Among the things that Wright covered at the workshop were pronunciation, common speech habits, and accents, among others.
A check with the participants at the workshop found that pronunciation was one of the common problems faced by learners of the English language.
Participant G. Subhatra, who is an English lecturer with HELP, said her students from China found it difficult to pronounce certain words in English.
“Some English sounds do not exist in their mother tongue so that could be the reason that they find pronunciation difficult.
“This (workshop) is a good opportunity for me to learn and find out how I can best assist my students when it comes to pronunciation,” she said.
Wright said the stressing of syllables in pronunciation of the same word could be different, depending on whether the word was a noun or verb.
“In many countries, especially in the developed nations, the fault lies mainly with the English teaching method known as the Whole-Word, Look and Say approach, that is based almost totally on memory,” he said.
Wright emphasised the need for learners to “understand” the language.
“Learners need to be taught the Why’s of English, that is, why words are said and spelt the way they are.
“They need to be taught accelerated and effective learning techniques such as Skills Transfer whereby when they know how to pronounce one word, they can then pronounce dozens of other related words,” he said.

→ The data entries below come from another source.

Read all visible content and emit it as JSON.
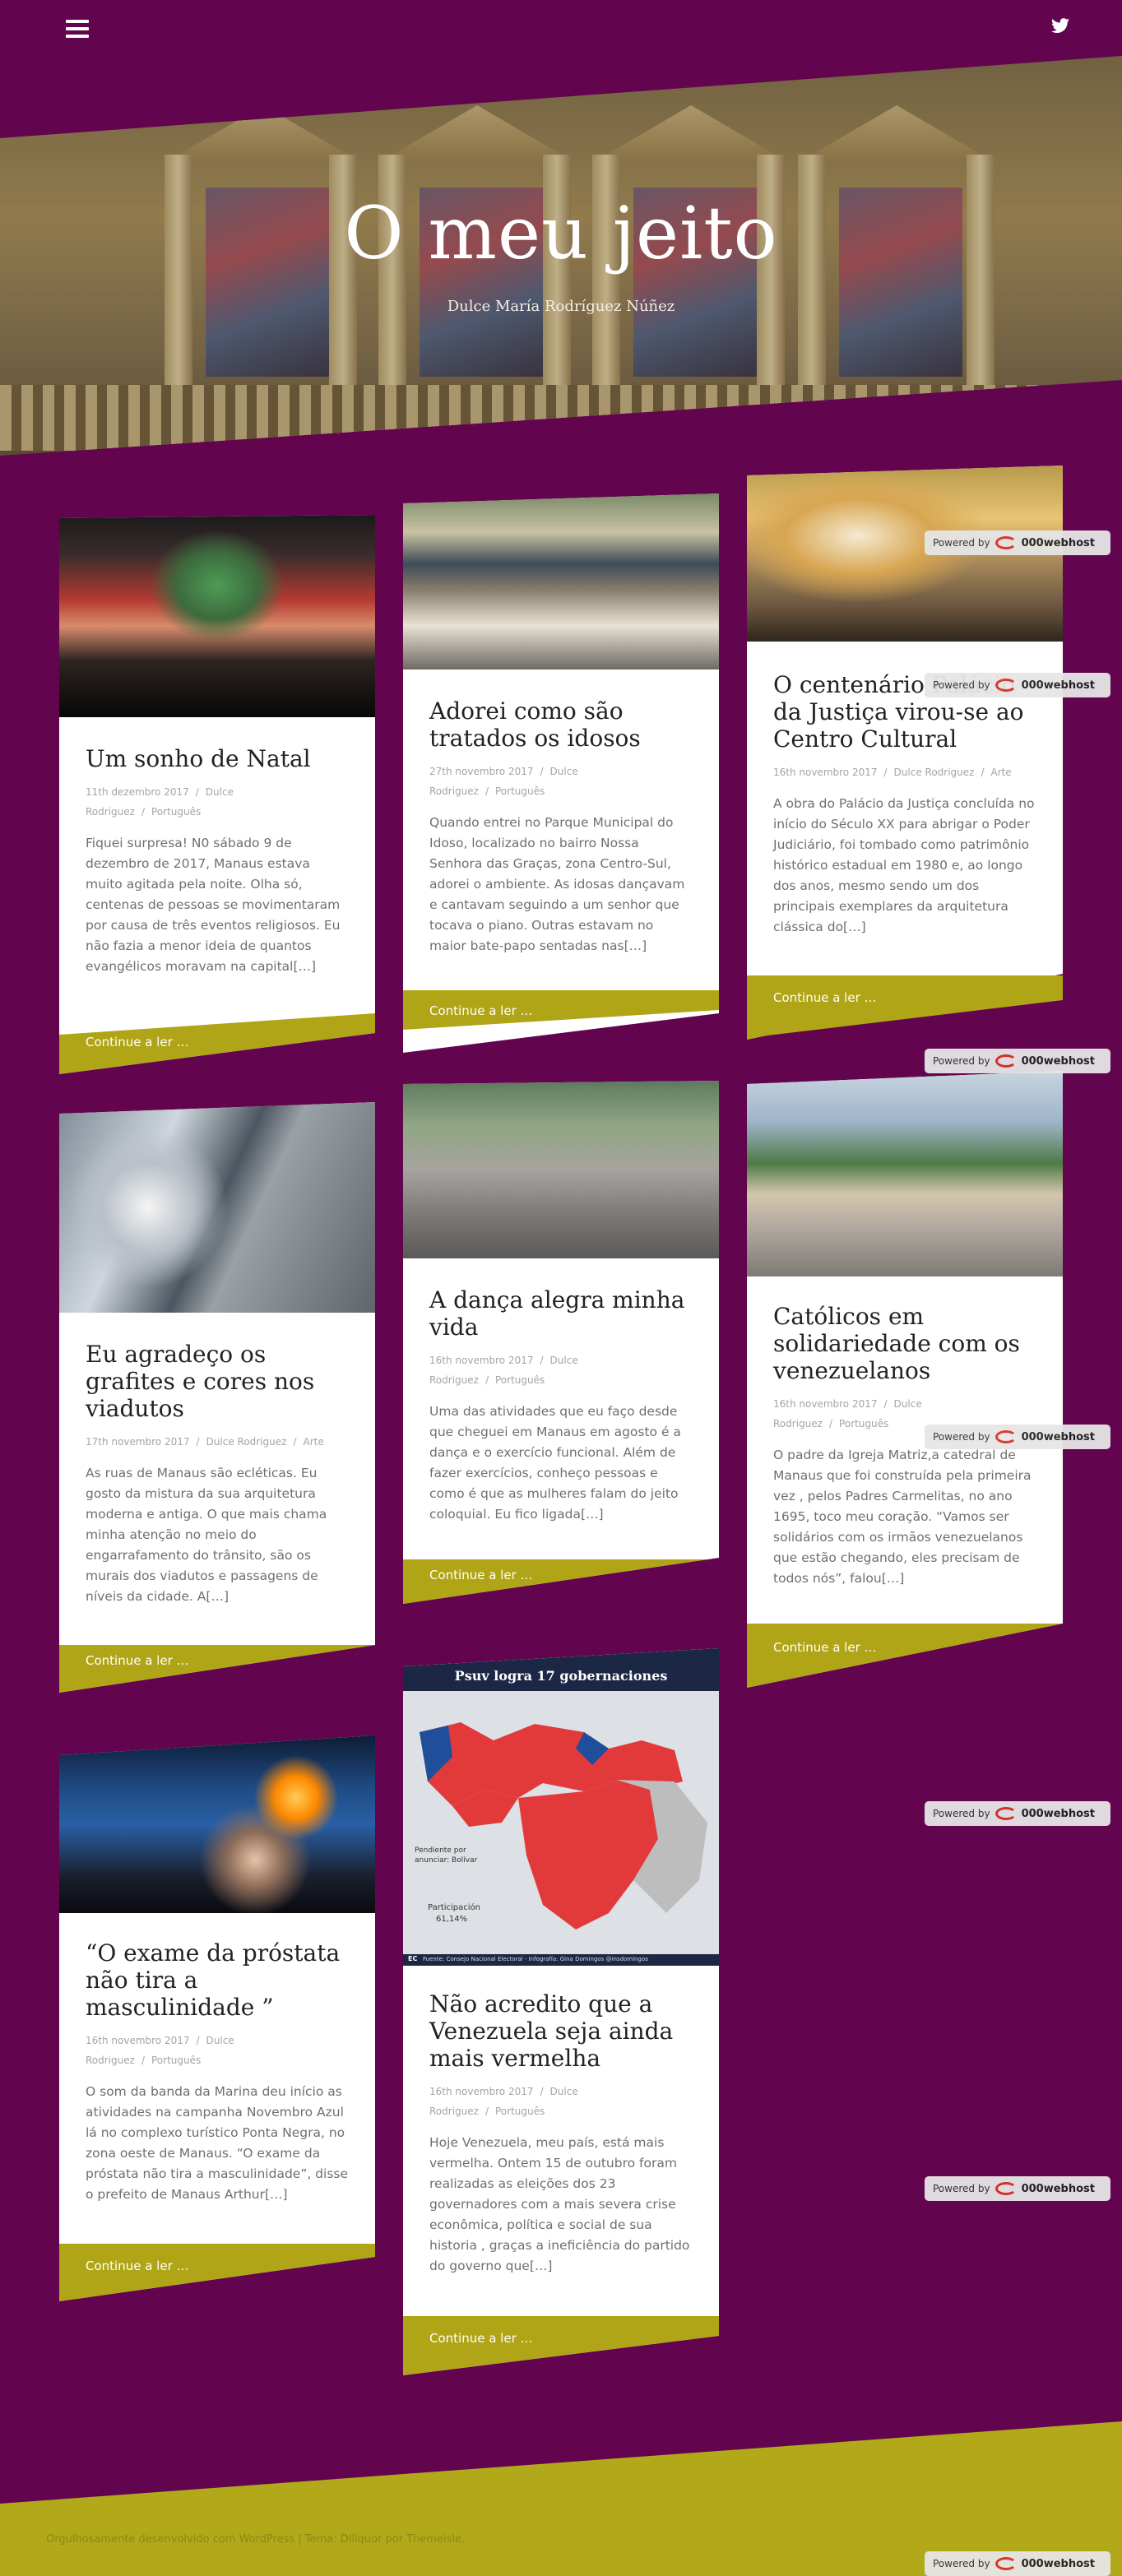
{
  "topbar": {
    "menu_icon": "hamburger-menu-icon",
    "social_icon": "twitter-icon"
  },
  "hero": {
    "title": "O meu jeito",
    "description": "Dulce María Rodríguez Núñez"
  },
  "posts": [
    {
      "title": "Um sonho de Natal",
      "date": "11th dezembro 2017",
      "author": "Dulce Rodriguez",
      "category": "Português",
      "excerpt": "Fiquei surpresa! N0 sábado 9 de dezembro de 2017, Manaus estava muito agitada pela noite.  Olha só, centenas de pessoas se movimentaram por causa de três eventos religiosos. Eu não fazia a menor ideia de quantos evangélicos moravam na capital[…]",
      "more": "Continue a ler …"
    },
    {
      "title": "Adorei como são tratados os idosos",
      "date": "27th novembro 2017",
      "author": "Dulce Rodriguez",
      "category": "Português",
      "excerpt": "  Quando entrei no Parque Municipal do Idoso, localizado no bairro  Nossa Senhora das Graças, zona Centro-Sul, adorei o ambiente. As idosas dançavam e cantavam seguindo a um senhor que tocava o piano. Outras estavam no maior bate-papo sentadas nas[…]",
      "more": "Continue a ler …"
    },
    {
      "title": "O centenário Palácio da Justiça virou-se ao Centro Cultural",
      "date": "16th novembro 2017",
      "author": "Dulce Rodriguez",
      "category": "Arte",
      "excerpt": "A obra do Palácio da Justiça concluída no início do Século XX para abrigar o Poder Judiciário, foi tombado como patrimônio histórico estadual em 1980 e, ao longo dos anos, mesmo sendo um dos principais exemplares da arquitetura clássica do[…]",
      "more": "Continue a ler …"
    },
    {
      "title": "Eu agradeço os grafites e cores nos viadutos",
      "date": "17th novembro 2017",
      "author": "Dulce Rodriguez",
      "category": "Arte",
      "excerpt": "As ruas de Manaus são ecléticas. Eu gosto da mistura da sua arquitetura moderna e antiga. O que mais chama minha atenção no meio do engarrafamento do trânsito, são os murais dos viadutos e passagens de níveis  da cidade. A[…]",
      "more": "Continue a ler …"
    },
    {
      "title": "A dança alegra minha vida",
      "date": "16th novembro 2017",
      "author": "Dulce Rodriguez",
      "category": "Português",
      "excerpt": "  Uma das atividades que eu faço desde que cheguei em Manaus em agosto é a dança e o exercício  funcional. Além de fazer exercícios, conheço pessoas e como é que as mulheres falam do jeito coloquial. Eu fico ligada[…]",
      "more": "Continue a ler …"
    },
    {
      "title": "Católicos em solidariedade com os venezuelanos",
      "date": "16th novembro 2017",
      "author": "Dulce Rodriguez",
      "category": "Português",
      "excerpt": "O padre da Igreja Matriz,a catedral de Manaus que foi construída pela primeira vez , pelos Padres Carmelitas, no ano 1695, toco meu coração. “Vamos ser solidários com os irmãos venezuelanos que estão chegando, eles precisam de todos nós”, falou[…]",
      "more": "Continue a ler …"
    },
    {
      "title": "“O exame da próstata não tira a masculinidade ”",
      "date": "16th novembro 2017",
      "author": "Dulce Rodriguez",
      "category": "Português",
      "excerpt": "  O som da banda da Marina deu início as atividades na campanha Novembro Azul lá no complexo turístico  Ponta Negra, no zona oeste de Manaus.  “O exame da próstata não tira a masculinidade”, disse o prefeito de Manaus Arthur[…]",
      "more": "Continue a ler …"
    },
    {
      "title": "Não acredito que a Venezuela seja ainda mais vermelha",
      "date": "16th novembro 2017",
      "author": "Dulce Rodriguez",
      "category": "Português",
      "excerpt": "  Hoje Venezuela, meu país,  está mais vermelha.  Ontem 15 de outubro foram realizadas as eleições dos 23 governadores com a mais severa crise econômica,  política e social de sua historia , graças a ineficiência do partido do governo que[…]",
      "more": "Continue a ler …",
      "image": {
        "header": "Psuv logra 17 gobernaciones",
        "note1": "Pendiente por anunciar: Bolívar",
        "note2_label": "Participación",
        "note2_value": "61,14%",
        "source": "Fuente: Consejo Nacional Electoral - Infografía: Gina Domingos @insdomingos",
        "logo": "EC"
      }
    }
  ],
  "badge": {
    "powered": "Powered by",
    "brand": "000webhost"
  },
  "footer": {
    "text": "Orgulhosamente desenvolvido com WordPress  |  Tema: Dlliquor por Themeisle."
  }
}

Instead of always using the simple and basic words when writing or speaking English, learners should be encouraged to use “superior” alternatives.
“They need to know how to apply The Art of The Alternative which is to use superior words and concepts instead of the basic, common ones they always use,” he said.
Wright also encouraged participants to use learning aids like dictionaries and thesauruses regularly.
“They need to be taught Word Creation tools so that they could develop their own language banks or lexicons which are appropriate for everyday communicative situations and their life-long, personal language needs,” he said.
Wright, whose column Exploring English appears fortnightly in StarEducation, is the director of International Language Academy.
He is also the author and creator of the 4S Approach To Literacy and Language (4S) — a modern, innovative and proven method of accelerating the learning of English.
The 4S methodology and the associated Accelerated English Program (AEP) are now being used internationally to enhance the English language proficiency of people from a diverse range of cultures and with different competency levels.